“Thank you so much for all that you do,” he said. “I’m so excited. When we have a commission opening, now we get six or seven applications. It’s amazing how many people are standing up and stepping up to be able to volunteer and work and see a renewed sense of hope and opportunity in this city to be able to really drive forward. And I’m looking forward to be able to do that and do that with you as our citizens. Thank you.”
In 2015 Duran received $338,282 in compensation, according to state controller data. That includes $242,088 in wages and $96,194 in retirement and health benefits. His compensation was likely higher last year and will be this year due to the pay raise approved by the council majority. But based on the 2015 figures, he was on track to receive $140,951 during the five months until he retired in mid-August. Instead he will receive at least $366,472 because the termination agreement includes one month of unpaid leave plus one year of severance.

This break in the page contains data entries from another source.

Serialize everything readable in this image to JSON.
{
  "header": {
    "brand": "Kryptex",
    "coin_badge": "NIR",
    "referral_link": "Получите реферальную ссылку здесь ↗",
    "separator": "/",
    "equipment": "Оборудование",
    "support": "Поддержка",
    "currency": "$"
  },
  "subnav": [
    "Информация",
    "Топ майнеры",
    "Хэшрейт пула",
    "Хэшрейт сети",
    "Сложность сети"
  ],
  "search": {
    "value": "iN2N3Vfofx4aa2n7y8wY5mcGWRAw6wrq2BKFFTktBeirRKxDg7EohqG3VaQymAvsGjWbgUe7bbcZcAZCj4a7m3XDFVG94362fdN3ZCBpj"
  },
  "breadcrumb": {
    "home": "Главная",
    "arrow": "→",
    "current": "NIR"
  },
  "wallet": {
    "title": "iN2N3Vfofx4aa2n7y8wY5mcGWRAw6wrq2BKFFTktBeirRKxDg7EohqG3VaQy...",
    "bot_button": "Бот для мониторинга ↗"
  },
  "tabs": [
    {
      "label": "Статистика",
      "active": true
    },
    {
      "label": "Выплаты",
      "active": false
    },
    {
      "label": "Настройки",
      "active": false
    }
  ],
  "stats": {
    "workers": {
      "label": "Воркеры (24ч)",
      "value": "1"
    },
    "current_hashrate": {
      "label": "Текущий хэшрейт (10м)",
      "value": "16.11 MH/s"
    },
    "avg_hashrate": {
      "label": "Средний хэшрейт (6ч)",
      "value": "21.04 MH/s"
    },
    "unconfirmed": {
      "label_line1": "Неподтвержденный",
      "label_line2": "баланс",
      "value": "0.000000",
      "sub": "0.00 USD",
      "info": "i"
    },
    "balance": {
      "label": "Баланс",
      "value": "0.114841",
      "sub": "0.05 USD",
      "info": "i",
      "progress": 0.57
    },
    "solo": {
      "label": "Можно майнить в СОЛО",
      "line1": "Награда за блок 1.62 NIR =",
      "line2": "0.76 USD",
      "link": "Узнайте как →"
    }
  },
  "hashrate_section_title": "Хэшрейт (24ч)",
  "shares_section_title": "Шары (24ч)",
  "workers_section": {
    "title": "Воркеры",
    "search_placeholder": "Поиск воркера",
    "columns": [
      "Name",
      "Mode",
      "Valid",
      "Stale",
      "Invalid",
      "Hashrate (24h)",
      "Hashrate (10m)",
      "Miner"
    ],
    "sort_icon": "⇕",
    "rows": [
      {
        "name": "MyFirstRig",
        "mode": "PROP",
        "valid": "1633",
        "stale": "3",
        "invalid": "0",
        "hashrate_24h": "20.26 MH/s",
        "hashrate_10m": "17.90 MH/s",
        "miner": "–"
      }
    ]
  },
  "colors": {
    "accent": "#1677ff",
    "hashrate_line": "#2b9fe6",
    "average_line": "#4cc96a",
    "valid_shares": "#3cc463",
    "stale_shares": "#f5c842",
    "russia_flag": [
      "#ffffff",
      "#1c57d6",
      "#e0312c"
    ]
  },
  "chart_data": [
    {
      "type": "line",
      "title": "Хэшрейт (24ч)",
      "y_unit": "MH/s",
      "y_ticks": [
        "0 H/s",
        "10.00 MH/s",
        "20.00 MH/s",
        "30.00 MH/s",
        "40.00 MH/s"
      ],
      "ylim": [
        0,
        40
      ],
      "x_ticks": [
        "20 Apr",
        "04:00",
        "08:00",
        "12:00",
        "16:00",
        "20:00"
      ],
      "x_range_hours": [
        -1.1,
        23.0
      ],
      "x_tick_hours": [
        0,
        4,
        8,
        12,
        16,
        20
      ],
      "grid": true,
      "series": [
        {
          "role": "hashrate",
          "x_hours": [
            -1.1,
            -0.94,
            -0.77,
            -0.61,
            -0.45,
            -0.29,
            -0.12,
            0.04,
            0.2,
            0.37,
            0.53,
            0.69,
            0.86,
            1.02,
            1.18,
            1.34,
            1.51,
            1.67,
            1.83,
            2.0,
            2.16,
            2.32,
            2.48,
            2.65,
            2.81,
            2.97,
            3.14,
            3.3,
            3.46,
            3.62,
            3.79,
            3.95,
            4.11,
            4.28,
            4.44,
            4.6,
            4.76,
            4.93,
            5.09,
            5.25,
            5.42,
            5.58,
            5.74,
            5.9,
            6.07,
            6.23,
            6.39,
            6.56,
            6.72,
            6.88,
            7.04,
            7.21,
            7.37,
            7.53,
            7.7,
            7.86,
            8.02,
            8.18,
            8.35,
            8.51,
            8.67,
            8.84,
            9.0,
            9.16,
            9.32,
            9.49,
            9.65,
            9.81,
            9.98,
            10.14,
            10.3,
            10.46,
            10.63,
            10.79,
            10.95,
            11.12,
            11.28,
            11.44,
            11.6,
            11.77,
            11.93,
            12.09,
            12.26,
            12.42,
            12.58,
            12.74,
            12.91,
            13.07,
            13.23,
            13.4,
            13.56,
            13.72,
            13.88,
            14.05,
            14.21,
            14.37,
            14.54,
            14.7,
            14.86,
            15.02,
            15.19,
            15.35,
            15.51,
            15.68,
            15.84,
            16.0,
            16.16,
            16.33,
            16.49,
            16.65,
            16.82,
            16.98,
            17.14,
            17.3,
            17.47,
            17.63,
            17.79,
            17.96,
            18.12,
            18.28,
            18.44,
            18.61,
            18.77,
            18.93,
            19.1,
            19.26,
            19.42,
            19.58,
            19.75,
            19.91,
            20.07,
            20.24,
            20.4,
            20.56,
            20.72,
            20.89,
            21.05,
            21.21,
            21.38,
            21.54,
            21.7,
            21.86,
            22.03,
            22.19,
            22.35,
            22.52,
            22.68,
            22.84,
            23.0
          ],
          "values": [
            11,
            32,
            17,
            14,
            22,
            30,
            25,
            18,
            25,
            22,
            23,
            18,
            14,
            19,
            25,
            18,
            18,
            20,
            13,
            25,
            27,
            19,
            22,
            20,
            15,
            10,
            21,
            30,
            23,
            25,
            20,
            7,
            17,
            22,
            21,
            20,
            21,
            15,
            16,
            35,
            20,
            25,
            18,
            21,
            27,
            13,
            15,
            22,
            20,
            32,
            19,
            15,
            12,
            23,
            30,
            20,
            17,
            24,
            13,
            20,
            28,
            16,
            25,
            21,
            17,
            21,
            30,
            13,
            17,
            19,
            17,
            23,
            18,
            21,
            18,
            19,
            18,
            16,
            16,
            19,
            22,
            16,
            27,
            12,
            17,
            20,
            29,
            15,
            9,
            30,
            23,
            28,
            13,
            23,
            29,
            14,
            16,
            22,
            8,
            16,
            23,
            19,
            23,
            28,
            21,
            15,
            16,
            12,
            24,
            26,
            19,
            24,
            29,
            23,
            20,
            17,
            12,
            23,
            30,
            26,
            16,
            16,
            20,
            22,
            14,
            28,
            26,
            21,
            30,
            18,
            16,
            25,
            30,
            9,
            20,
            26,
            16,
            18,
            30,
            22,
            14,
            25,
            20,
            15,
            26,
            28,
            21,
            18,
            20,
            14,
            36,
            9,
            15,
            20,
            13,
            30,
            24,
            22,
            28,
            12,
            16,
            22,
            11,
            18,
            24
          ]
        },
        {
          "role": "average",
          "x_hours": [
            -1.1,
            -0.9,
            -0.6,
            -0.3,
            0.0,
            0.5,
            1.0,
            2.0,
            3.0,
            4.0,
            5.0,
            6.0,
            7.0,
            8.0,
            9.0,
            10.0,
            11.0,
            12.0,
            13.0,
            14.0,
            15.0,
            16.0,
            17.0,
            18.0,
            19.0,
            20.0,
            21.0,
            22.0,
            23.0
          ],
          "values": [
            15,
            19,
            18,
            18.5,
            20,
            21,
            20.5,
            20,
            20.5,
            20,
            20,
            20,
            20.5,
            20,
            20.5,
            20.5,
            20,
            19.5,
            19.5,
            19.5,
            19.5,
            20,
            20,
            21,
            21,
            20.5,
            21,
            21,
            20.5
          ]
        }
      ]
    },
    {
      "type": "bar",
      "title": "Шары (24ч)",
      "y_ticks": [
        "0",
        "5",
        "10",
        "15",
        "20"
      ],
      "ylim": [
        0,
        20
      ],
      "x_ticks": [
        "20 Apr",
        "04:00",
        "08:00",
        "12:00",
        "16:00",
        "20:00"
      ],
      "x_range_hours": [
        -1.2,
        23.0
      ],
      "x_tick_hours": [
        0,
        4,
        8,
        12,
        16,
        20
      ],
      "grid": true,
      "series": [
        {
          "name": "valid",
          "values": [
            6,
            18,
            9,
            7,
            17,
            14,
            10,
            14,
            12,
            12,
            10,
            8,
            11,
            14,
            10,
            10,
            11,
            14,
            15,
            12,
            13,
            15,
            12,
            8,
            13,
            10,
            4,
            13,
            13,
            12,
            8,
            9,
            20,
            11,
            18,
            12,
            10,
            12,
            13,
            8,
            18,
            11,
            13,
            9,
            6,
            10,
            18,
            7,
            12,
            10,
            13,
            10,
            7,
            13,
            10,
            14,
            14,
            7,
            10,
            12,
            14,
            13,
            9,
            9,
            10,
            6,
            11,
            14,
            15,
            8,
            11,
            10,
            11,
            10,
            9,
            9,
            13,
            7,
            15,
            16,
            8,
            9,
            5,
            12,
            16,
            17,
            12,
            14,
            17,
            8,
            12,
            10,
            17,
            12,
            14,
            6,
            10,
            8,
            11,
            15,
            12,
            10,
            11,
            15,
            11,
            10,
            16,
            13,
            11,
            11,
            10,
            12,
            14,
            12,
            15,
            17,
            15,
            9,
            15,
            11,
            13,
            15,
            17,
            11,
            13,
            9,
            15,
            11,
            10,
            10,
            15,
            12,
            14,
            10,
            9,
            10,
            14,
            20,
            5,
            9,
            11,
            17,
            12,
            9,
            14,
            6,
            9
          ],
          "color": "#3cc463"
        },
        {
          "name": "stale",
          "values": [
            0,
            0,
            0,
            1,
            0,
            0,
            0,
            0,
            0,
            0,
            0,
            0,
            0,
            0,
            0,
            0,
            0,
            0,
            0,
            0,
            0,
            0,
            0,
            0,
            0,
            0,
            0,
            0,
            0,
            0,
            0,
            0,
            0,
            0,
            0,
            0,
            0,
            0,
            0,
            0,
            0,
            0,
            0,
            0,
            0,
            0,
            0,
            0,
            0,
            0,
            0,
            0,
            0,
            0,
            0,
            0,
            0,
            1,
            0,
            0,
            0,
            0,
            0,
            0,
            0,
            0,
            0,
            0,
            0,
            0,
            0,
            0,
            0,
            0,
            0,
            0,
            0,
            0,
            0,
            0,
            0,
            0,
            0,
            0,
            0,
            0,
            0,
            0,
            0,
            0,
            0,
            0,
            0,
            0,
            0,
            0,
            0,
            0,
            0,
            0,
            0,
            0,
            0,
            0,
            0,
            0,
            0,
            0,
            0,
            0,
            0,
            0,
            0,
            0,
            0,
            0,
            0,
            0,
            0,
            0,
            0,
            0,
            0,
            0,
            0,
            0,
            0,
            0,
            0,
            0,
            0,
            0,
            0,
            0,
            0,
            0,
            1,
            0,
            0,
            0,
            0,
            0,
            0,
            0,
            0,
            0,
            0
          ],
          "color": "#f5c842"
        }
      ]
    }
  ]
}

In other words, by being fired Duran will receive at least $225,521 more from the city than he would have had he been allowed to retire in August. Acting City Manager Ron Bernal did not respond by deadline to email requests to confirm and update those numbers.
When City Attorney Michael Vigilia announced the 3-2 vote to terminate Duran’s employment agreement with the city, many in the audience applauded and some cheered. That prompted a scolding during the Public Comments portion of the meeting from Antioch resident Ken Turnage II.
“I’ve never been a fan of Mr. Duran nor did I think he really fit for this city,” said Turnage. “But to hear the people from the audience applaud over the man’s termination is an absolute embarrassment. The man might not have fit our city, but to applaud his termination, if you want to be a better city you should be better than that.”
He was seconded by Willie Mims, who represents the East County NAACP. Mims was also critical of the council for starting the meeting an hour late without an announcement that it would be delayed.
Two residents expressed appreciation to the council for the Duran firing. Nancy Fernandez said, “I’ve been through a lot in the politics in the 50 years I’ve been here. Some pretty bad, some very sad. This is a new beginning. And I thank the three of you for showing our residents they are valued again.”
Frank Sterling also thanked Wright, Thorpe and Wilson for removing Duran. “One thing that bugged me about the previous city manager is he never looked at me,” he said. Sterling also complained that Duran did not provide information on police abuse in his reports to the city although those reports included details on drug- and alcohol-related crimes.
In other action, the council:
- Listened to a presentation by a consultant who offered to help improve the city’s image. “When you Google ‘Antioch,’ unfortunately what comes up is crime, issues of negativity,” said Rolando Bonilla. “I know that’s not what this city is. It’s hard working, about moving forward and giving opportunity. I want to help you change the narrative. If you want to attract tourism and investment, it’s not going to happen when that’s the first thing people see.”
- Voted 4-1 (Thorpe voting no) to participate in a statewide assessment program to help residential developers pass on costs to the buyers of their homes.
- Supported funding for the Arts & Cultural Foundation of Antioch, which puts on art shows at the Lynn House Gallery along with the summer concert series.
- Supported construction of a nine-hole disc golf course in Prewett Park this summer.
- Voted 3-2 (Wright and Thorpe voting no) to spend $1.1 million to study whether Antioch should build a $70 million desalination plant. Wright and Thorpe, noting that they were not involved in previous discussions on the project, said they wanted more information.